Jason Bruges Studio answered a unique WWF brief for a conservation themed installation at the charity’s new Living Planet Centre, officially opened by Sir David Attenborough.

The studio was commissioned by WWF to design and create the WWF Experience, which consists of four immersive zones, each reflecting a different environmental theme and key area of the organisation’s important work – forests, rivers, oceans and wildlife. Guests are invited to explore each environment and are taken on a journey to discover, learn, connect and interact with these unique habitats in a variety of different ways.

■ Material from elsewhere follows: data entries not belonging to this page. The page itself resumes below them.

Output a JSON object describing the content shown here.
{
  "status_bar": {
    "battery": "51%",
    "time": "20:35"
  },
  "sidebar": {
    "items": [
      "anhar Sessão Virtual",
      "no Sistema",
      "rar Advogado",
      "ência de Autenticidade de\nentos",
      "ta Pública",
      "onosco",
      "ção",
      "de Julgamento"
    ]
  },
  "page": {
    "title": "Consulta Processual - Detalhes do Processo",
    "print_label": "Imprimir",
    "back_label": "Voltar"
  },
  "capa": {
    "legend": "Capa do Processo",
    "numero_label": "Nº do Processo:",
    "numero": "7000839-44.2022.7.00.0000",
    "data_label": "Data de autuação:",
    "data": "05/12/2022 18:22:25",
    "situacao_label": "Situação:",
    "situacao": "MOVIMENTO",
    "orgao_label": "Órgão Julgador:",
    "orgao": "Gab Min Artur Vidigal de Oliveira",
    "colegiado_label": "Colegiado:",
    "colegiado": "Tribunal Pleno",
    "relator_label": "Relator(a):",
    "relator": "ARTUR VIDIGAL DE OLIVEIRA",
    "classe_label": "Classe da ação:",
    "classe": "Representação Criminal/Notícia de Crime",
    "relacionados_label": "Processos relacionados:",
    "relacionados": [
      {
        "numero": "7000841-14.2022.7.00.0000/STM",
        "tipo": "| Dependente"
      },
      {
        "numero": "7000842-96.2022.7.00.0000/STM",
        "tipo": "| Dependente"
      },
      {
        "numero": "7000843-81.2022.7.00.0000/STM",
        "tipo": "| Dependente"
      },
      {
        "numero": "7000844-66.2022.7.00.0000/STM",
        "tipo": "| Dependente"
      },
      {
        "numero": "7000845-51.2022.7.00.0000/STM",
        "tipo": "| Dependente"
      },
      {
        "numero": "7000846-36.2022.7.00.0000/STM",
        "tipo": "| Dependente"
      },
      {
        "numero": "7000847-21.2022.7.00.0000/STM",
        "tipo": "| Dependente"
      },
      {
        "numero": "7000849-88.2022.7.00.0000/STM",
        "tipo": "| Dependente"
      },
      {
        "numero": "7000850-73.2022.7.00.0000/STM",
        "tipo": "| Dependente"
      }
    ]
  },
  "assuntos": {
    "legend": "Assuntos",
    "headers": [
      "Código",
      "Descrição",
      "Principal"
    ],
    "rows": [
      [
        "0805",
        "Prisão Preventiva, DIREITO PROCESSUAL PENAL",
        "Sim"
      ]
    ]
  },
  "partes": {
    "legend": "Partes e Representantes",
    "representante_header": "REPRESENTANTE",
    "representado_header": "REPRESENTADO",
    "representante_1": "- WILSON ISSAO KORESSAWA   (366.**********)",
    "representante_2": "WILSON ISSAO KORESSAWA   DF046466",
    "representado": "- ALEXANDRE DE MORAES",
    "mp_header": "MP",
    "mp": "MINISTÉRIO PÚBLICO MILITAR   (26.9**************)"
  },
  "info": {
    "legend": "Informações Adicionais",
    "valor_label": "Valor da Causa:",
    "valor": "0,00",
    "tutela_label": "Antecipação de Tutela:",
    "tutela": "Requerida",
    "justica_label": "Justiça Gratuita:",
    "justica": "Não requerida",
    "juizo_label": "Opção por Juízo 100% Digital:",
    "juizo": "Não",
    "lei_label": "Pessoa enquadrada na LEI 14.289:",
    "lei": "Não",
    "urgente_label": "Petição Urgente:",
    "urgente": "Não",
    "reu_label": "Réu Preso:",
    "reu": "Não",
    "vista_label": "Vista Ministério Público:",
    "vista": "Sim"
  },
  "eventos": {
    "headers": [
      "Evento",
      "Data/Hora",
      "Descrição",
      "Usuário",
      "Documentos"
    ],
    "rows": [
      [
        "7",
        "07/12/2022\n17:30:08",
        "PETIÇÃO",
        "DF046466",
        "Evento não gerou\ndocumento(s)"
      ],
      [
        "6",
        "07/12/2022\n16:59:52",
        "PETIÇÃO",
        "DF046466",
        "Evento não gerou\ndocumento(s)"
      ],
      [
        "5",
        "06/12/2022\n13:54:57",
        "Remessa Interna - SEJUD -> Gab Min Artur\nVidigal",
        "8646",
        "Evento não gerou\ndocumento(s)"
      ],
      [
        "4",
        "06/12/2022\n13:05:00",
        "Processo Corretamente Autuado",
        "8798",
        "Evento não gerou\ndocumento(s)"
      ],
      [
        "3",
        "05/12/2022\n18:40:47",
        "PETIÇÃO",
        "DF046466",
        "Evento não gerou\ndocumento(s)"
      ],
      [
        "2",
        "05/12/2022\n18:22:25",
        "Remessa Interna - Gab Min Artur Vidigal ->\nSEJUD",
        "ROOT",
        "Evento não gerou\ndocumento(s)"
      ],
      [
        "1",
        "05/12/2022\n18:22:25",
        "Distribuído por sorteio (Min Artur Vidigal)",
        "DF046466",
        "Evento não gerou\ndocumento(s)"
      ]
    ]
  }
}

Each zone is designed to reflect the sights, sounds, scents and ambiance of their different environments. Large-scale display screens play footage that has been exclusively commissioned in partnership with the BBC and each zone has its own distinctive soundtrack, created by the acclaimed composer William Goodchild. Visitors to the Living Planet Centre, both adults and children, are also encouraged to take part in a range of exciting challenges, quizzes and other interactive games designed to educate and inspire.

Sam Hoey, Head of Studio at Jason Bruges Studio, stated: “From the initial meetings right through to the final touches on site, the experience has been conceived to feel part of the building and complement the beautiful and highly sustainable nature of the Living Planet Centre by Hopkins Architects. Our team have worked with WWF and alongside the project team over the last few years developing and detailing these amazing structures and the immersive experience that will happen as the zones are explored by visitors young and old. The materials we used have been chosen to meet FSC certification, and the combination of form, texture, lighting, screen arrangements, content and interaction triggers create a rich layering of information.

While the four zones can be seen as ‘family’ externally with their conical shapes, they all have internal detailing and textures to represent the key aspects of WWF’s work. Visitors can walk or crawl into the zones, smell specially developed scents and explore by peeping into small screen enclosures. They can touch specially cast triggers, and watch films arrayed across screens as well as learning more via touch screens and e-ink displays of text and data feeds.”

All images © Richard Stonehouse/WWF-UK